Task details
Please filter the entries for the word "description" and copy every line that has it.

Dataset entries
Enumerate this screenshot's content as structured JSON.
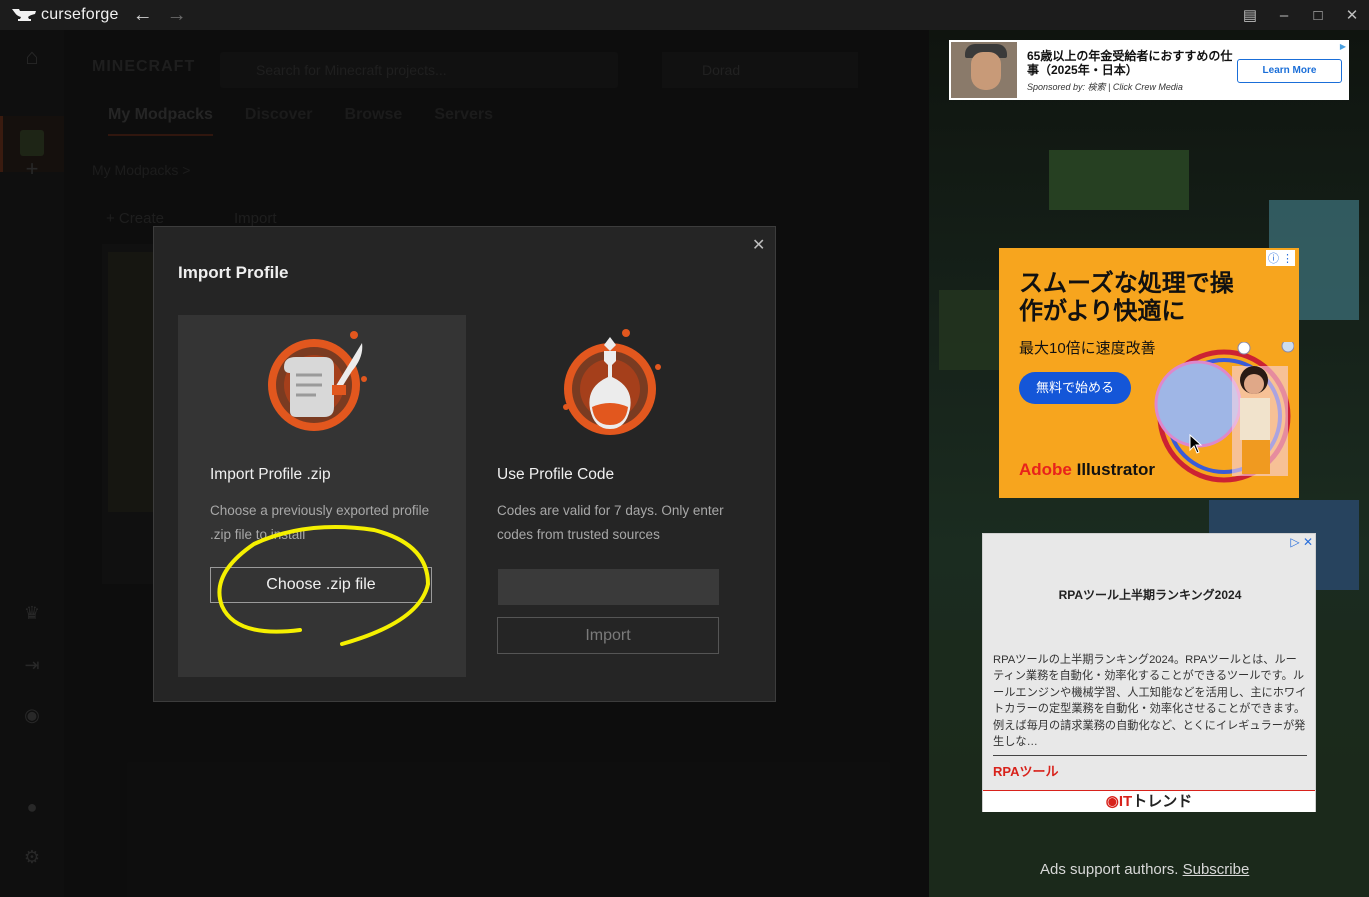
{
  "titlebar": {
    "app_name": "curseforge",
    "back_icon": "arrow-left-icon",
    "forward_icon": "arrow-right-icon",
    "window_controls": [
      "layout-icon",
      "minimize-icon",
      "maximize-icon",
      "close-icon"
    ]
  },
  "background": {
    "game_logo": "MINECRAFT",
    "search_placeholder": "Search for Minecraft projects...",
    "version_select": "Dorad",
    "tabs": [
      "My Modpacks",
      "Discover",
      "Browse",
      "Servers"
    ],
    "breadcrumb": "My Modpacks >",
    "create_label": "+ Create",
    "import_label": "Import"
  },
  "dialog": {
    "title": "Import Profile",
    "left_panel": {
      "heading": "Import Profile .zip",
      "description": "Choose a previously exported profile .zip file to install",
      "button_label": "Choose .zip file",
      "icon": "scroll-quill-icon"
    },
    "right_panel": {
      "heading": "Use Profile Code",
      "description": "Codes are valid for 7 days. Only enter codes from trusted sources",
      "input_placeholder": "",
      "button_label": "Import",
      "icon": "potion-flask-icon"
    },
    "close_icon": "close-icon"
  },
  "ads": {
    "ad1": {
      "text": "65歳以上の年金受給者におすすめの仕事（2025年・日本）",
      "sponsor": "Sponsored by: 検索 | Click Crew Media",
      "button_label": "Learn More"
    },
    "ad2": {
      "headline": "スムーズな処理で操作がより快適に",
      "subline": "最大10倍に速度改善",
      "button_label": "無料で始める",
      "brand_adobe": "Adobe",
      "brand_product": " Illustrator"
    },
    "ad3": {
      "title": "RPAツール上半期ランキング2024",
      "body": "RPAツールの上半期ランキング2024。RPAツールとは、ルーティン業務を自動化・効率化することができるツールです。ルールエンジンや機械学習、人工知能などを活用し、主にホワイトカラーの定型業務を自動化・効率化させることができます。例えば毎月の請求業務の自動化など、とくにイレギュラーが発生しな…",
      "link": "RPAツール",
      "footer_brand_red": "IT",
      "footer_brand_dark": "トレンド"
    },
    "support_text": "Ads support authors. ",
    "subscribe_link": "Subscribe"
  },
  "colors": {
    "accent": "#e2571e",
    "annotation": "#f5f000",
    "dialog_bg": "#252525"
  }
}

Result
      "description": "Choose a previously exported profile .zip file to install",
      "description": "Codes are valid for 7 days. Only enter codes from trusted sources",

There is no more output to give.